A few days ago I finally got to see some more of this beautiful country. I went together with a professor from the local univeristy and some students of her who are studying the womens role in rural areas. Very interesting to see their standard of living and get to know them a bit! On a bumpy country road we were 5 people that traveled to settlement Joana D’arc in the Amazon about 4h from the city, passing by an amazing scenery with animals and tropical plants. Me, entierly covered in mosquito repellent and covering clothing, sweating like never before. I saw some pretty cool animals such as salamanders, owls, vultures, a marmoset monkey, and a parrot!
We stayed with a woman named Dona María de Gracas Silva and her family, they were very humble people and I am so grateful that they opened their home to us. Dona María is a hard working woman, peeling mandioca from dusk til dawn while also growing other raw materials in the land they own by their house. The first day we had dinner together with them and their neighbours. We spent the night and I slept in a hammock for the first time, really nice experience.
In the settlement they cultivate and procuce several products that I had the oppotunity to see and taste. Their main product of export is cassava, or mandioca as it’s called here, which is a root vegetable traditionally used by many indigenous people in Latin America. The growers in the settlement export both the root and the flour – fariña which is milled to a fine granular consistency and then sifted. I’m not a fan of the flour, but boiled mandioca with some salt & butter is really tasty! In the pictures below you can see how it’s produced.
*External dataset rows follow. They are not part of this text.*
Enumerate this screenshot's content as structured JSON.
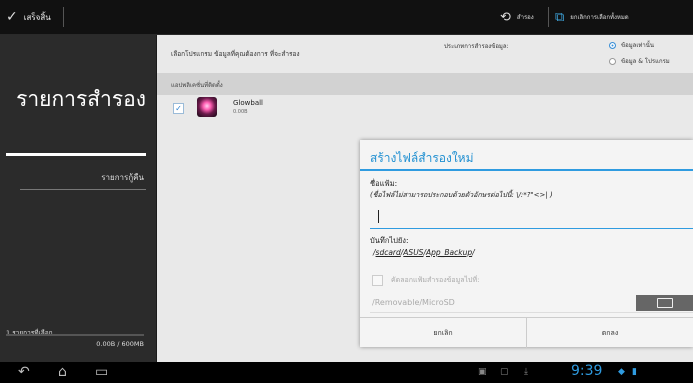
{
  "topbar": {
    "done_label": "เสร็จสิ้น",
    "restore_label": "สำรอง",
    "unselect_all_label": "ยกเลิกการเลือกทั้งหมด"
  },
  "left_panel": {
    "title": "รายการสำรอง",
    "item_label": "รายการกู้คืน",
    "selected_count": "1 รายการที่เลือก",
    "size_used": "0.00B / 600MB",
    "selected_fraction": 0.0
  },
  "main": {
    "choose_text": "เลือกโปรแกรม ข้อมูลที่คุณต้องการ ที่จะสำรอง",
    "backup_type_label": "ประเภทการสำรองข้อมูล:",
    "radio_options": [
      {
        "label": "ข้อมูลเท่านั้น",
        "selected": true
      },
      {
        "label": "ข้อมูล & โปรแกรม",
        "selected": false
      }
    ],
    "installed_header": "แอปพลิเคชั่นที่ติดตั้ง",
    "apps": [
      {
        "name": "Glowball",
        "size": "0.00B",
        "checked": true
      }
    ]
  },
  "dialog": {
    "title": "สร้างไฟล์สำรองใหม่",
    "file_name_label": "ชื่อแฟ้ม:",
    "file_name_hint": "(ชื่อไฟล์ไม่สามารถประกอบด้วยตัวอักษรต่อไปนี้: \\/:*?\"<>| )",
    "file_name_value": "",
    "save_to_label": "บันทึกไปยัง:",
    "save_path": {
      "sep": "/",
      "p1": "sdcard",
      "p2": "ASUS",
      "p3": "App_Backup"
    },
    "copy_label": "คัดลอกแฟ้มสำรองข้อมูลไปที่:",
    "copy_path": "/Removable/MicroSD",
    "cancel_label": "ยกเลิก",
    "ok_label": "ตกลง"
  },
  "statusbar": {
    "time": "9:39"
  },
  "colors": {
    "accent": "#2f9be0",
    "dialog_title": "#1f8fd1"
  }
}
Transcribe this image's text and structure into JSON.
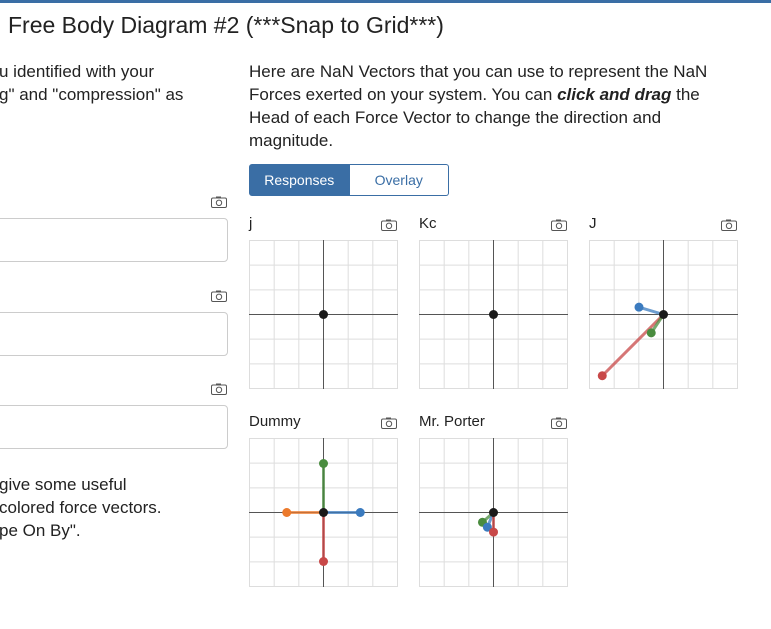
{
  "page": {
    "title": "Free Body Diagram #2 (***Snap to Grid***)",
    "left_text": [
      "u identified with your",
      "g\" and \"compression\" as"
    ],
    "right_text_a": "Here are NaN Vectors that you can use to represent the NaN Forces exerted on your system. You can ",
    "right_text_bold": "click and drag",
    "right_text_b": " the Head of each Force Vector to change the direction and magnitude.",
    "bottom_left_text": [
      "give some useful",
      "colored force vectors.",
      "pe On By\"."
    ]
  },
  "tabs": {
    "responses": "Responses",
    "overlay": "Overlay"
  },
  "colors": {
    "accent": "#3a6ea5",
    "blue": "#3b7bbf",
    "green": "#4a8c3f",
    "red": "#c84848",
    "orange": "#ec7a2c"
  },
  "panels": [
    {
      "label": "j",
      "vectors": []
    },
    {
      "label": "Kc",
      "vectors": []
    },
    {
      "label": "J",
      "vectors": [
        {
          "color": "blue",
          "x": -1,
          "y": 0.3
        },
        {
          "color": "red",
          "x": -2.5,
          "y": -2.5
        },
        {
          "color": "green",
          "x": -0.5,
          "y": -0.75
        }
      ]
    },
    {
      "label": "Dummy",
      "vectors": [
        {
          "color": "green",
          "x": 0,
          "y": 2
        },
        {
          "color": "blue",
          "x": 1.5,
          "y": 0
        },
        {
          "color": "orange",
          "x": -1.5,
          "y": 0
        },
        {
          "color": "red",
          "x": 0,
          "y": -2
        }
      ]
    },
    {
      "label": "Mr. Porter",
      "vectors": [
        {
          "color": "green",
          "x": -0.45,
          "y": -0.4
        },
        {
          "color": "blue",
          "x": -0.25,
          "y": -0.6
        },
        {
          "color": "red",
          "x": 0,
          "y": -0.8
        }
      ]
    }
  ]
}
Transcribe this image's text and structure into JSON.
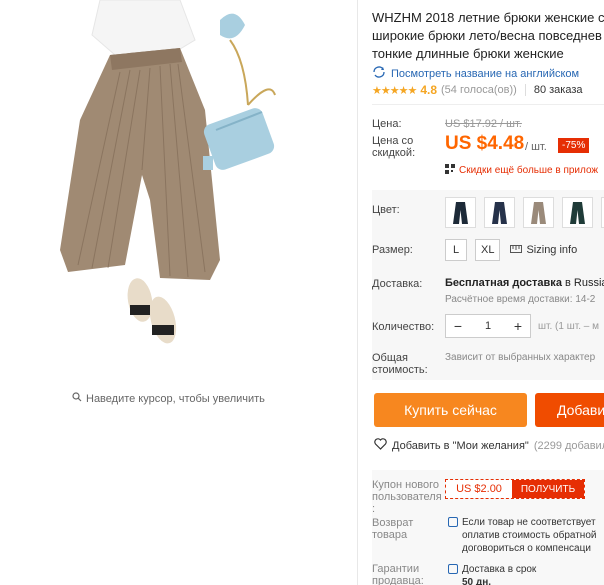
{
  "gallery": {
    "zoom_hint": "Наведите курсор, чтобы увеличить"
  },
  "product": {
    "title_lines": [
      "WHZHM 2018 летние брюки женские с",
      "широкие брюки лето/весна повседнев",
      "тонкие длинные брюки женские"
    ],
    "translate_link": "Посмотреть название на английском",
    "rating": "4.8",
    "votes": "(54 голоса(ов))",
    "orders": "80 заказа"
  },
  "price": {
    "label": "Цена:",
    "old": "US $17.92 / шт.",
    "discount_label": "Цена со скидкой:",
    "current": "US $4.48",
    "per_unit": "/ шт.",
    "discount_badge": "-75%",
    "extra": "Скидки ещё больше в прилож"
  },
  "props": {
    "color_label": "Цвет:",
    "size_label": "Размер:",
    "sizes": [
      "L",
      "XL"
    ],
    "sizing_info": "Sizing info",
    "shipping_label": "Доставка:",
    "shipping_main": "Бесплатная доставка",
    "shipping_dest": "в Russian",
    "shipping_time": "Расчётное время доставки: 14-2",
    "qty_label": "Количество:",
    "qty_value": "1",
    "qty_note": "шт. (1 шт. – м",
    "total_label": "Общая стоимость:",
    "total_note": "Зависит от выбранных характер"
  },
  "actions": {
    "buy": "Купить сейчас",
    "cart": "Добави",
    "wish": "Добавить в \"Мои желания\"",
    "wish_count": "(2299 добавили"
  },
  "lower": {
    "coupon_label": "Купон нового пользователя :",
    "coupon_value": "US $2.00",
    "coupon_button": "ПОЛУЧИТЬ",
    "return_label": "Возврат товара",
    "return_text": [
      "Если товар не соответствует",
      "оплатив стоимость обратной",
      "договориться о компенсаци"
    ],
    "guarantee_label": "Гарантии продавца:",
    "guarantee_text": [
      "Доставка в срок",
      "50 дн."
    ]
  },
  "colors": {
    "price": "#ff6600",
    "buy_button": "#f7871f",
    "cart_button": "#f04c00",
    "discount_badge": "#e62e04",
    "link": "#2767b3",
    "stars": "#f5a623"
  }
}
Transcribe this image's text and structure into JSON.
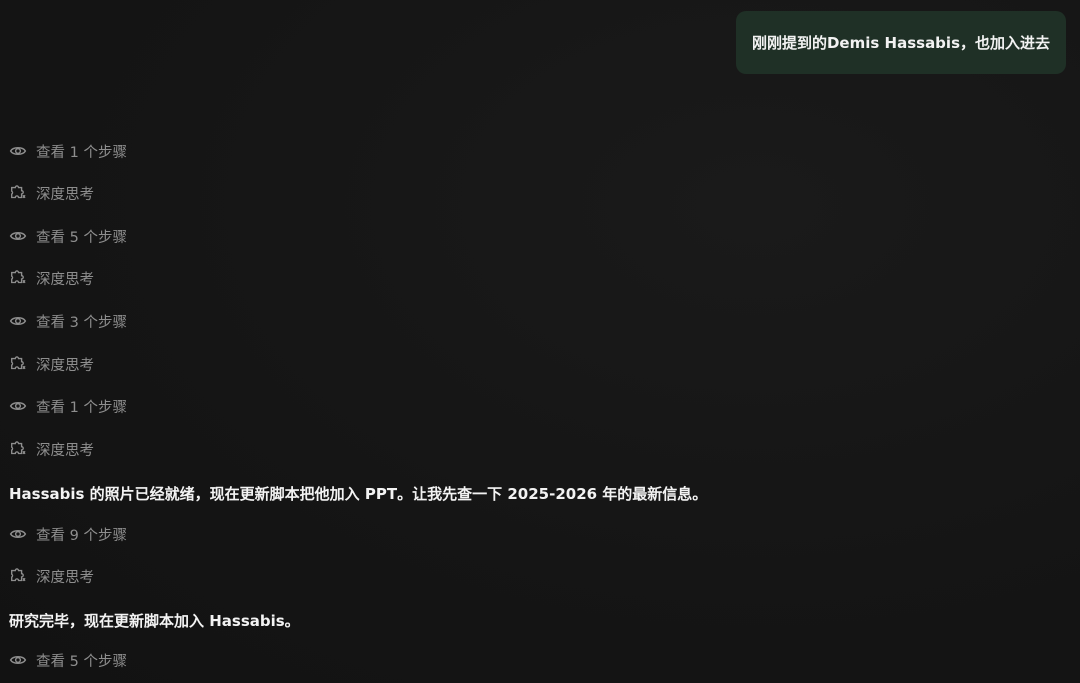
{
  "user_message": "刚刚提到的Demis Hassabis，也加入进去",
  "steps": [
    {
      "kind": "view",
      "label": "查看 1 个步骤"
    },
    {
      "kind": "think",
      "label": "深度思考"
    },
    {
      "kind": "view",
      "label": "查看 5 个步骤"
    },
    {
      "kind": "think",
      "label": "深度思考"
    },
    {
      "kind": "view",
      "label": "查看 3 个步骤"
    },
    {
      "kind": "think",
      "label": "深度思考"
    },
    {
      "kind": "view",
      "label": "查看 1 个步骤"
    },
    {
      "kind": "think",
      "label": "深度思考"
    }
  ],
  "assistant_message_1": "Hassabis 的照片已经就绪，现在更新脚本把他加入 PPT。让我先查一下 2025-2026 年的最新信息。",
  "steps_2": [
    {
      "kind": "view",
      "label": "查看 9 个步骤"
    },
    {
      "kind": "think",
      "label": "深度思考"
    }
  ],
  "assistant_message_2": "研究完毕，现在更新脚本加入 Hassabis。",
  "steps_3": [
    {
      "kind": "view",
      "label": "查看 5 个步骤"
    }
  ],
  "colors": {
    "background": "#141414",
    "user_bubble": "#1f3026",
    "muted_text": "#8e8e8e",
    "primary_text": "#f3f3f3"
  }
}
Notable is that the women doing the heavy work done by hand; picking and peeling them, while the majority of the men handle the job done by machines…
Other products cultivated are coffeeplants, guava, lemon, peanuts, pepper and biribá & pupuña.